--- Exercise material Enclosed Below ---
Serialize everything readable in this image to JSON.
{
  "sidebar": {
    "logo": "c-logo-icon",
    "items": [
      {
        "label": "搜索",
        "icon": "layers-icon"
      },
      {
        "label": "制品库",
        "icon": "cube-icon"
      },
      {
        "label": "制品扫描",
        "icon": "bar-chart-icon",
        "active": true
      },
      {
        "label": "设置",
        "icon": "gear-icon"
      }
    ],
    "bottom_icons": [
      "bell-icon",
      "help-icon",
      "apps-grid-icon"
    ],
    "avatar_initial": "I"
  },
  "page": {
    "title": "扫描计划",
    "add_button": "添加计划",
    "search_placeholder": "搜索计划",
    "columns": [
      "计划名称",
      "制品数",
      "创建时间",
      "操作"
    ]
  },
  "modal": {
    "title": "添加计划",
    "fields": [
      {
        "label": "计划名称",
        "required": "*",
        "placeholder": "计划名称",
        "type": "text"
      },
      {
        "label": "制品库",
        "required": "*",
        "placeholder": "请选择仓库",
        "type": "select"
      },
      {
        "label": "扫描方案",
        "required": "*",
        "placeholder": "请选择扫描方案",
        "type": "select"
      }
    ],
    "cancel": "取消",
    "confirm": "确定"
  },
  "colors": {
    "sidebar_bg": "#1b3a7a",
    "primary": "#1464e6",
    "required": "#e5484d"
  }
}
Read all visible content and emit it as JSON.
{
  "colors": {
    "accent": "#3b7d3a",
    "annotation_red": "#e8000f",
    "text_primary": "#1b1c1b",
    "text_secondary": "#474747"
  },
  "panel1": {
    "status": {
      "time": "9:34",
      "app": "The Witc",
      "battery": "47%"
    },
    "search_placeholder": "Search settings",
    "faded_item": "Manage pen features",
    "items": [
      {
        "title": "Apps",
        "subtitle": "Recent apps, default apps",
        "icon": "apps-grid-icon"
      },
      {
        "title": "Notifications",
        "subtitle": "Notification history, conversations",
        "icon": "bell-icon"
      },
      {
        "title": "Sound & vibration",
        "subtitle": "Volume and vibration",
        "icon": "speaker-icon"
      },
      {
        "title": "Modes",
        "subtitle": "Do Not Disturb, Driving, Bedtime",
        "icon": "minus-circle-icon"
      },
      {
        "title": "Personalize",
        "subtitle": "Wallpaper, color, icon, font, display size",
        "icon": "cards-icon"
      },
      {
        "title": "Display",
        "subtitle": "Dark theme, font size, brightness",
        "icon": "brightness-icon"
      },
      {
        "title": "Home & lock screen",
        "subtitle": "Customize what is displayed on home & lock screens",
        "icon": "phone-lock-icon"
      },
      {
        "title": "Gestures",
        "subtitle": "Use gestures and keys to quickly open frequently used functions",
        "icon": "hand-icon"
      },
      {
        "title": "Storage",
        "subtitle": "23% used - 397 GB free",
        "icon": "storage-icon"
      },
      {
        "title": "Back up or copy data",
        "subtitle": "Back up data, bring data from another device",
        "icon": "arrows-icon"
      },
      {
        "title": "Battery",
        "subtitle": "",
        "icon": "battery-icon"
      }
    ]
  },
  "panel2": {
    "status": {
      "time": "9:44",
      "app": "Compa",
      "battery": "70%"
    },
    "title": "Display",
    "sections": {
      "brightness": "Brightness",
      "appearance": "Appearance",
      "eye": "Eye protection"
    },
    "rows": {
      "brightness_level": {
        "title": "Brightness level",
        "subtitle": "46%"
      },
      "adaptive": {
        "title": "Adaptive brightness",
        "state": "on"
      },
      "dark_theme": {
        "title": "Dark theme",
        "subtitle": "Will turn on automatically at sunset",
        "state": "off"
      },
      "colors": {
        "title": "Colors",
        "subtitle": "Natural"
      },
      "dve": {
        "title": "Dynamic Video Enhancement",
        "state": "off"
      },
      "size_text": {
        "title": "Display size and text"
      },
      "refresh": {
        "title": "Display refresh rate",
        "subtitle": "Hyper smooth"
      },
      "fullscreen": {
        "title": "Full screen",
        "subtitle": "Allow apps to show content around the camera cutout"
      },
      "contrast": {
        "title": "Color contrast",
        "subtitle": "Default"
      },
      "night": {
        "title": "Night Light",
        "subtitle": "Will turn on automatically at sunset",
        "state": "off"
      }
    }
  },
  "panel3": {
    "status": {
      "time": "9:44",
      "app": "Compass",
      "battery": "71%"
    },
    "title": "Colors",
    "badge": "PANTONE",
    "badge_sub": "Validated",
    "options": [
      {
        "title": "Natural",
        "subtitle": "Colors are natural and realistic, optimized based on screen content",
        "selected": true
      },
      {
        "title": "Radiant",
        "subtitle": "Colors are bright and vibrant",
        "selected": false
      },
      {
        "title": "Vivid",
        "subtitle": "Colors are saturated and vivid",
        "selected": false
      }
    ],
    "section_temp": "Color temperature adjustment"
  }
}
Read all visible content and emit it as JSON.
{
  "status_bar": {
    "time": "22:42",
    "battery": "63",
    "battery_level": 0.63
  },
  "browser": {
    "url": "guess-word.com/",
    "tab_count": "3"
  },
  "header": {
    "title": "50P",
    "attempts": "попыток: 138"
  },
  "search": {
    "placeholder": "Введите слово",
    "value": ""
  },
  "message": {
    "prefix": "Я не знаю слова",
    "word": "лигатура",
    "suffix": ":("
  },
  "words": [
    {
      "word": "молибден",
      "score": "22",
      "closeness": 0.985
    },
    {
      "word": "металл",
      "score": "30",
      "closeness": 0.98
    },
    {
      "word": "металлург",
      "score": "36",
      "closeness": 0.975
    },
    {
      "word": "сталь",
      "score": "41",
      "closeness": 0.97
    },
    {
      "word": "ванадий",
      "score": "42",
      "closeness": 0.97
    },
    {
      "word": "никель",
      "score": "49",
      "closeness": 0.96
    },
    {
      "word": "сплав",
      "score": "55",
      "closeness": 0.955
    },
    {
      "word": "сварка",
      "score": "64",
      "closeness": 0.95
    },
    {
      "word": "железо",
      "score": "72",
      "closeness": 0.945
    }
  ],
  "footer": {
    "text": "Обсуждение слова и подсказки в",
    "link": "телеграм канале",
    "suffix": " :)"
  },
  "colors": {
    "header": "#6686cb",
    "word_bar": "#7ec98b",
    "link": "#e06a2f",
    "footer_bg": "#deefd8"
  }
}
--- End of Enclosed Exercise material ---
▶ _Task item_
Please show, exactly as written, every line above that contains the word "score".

▶ _Response to this task_
      "score": "22",
      "score": "30",
      "score": "36",
      "score": "41",
      "score": "42",
      "score": "49",
      "score": "55",
      "score": "64",
      "score": "72",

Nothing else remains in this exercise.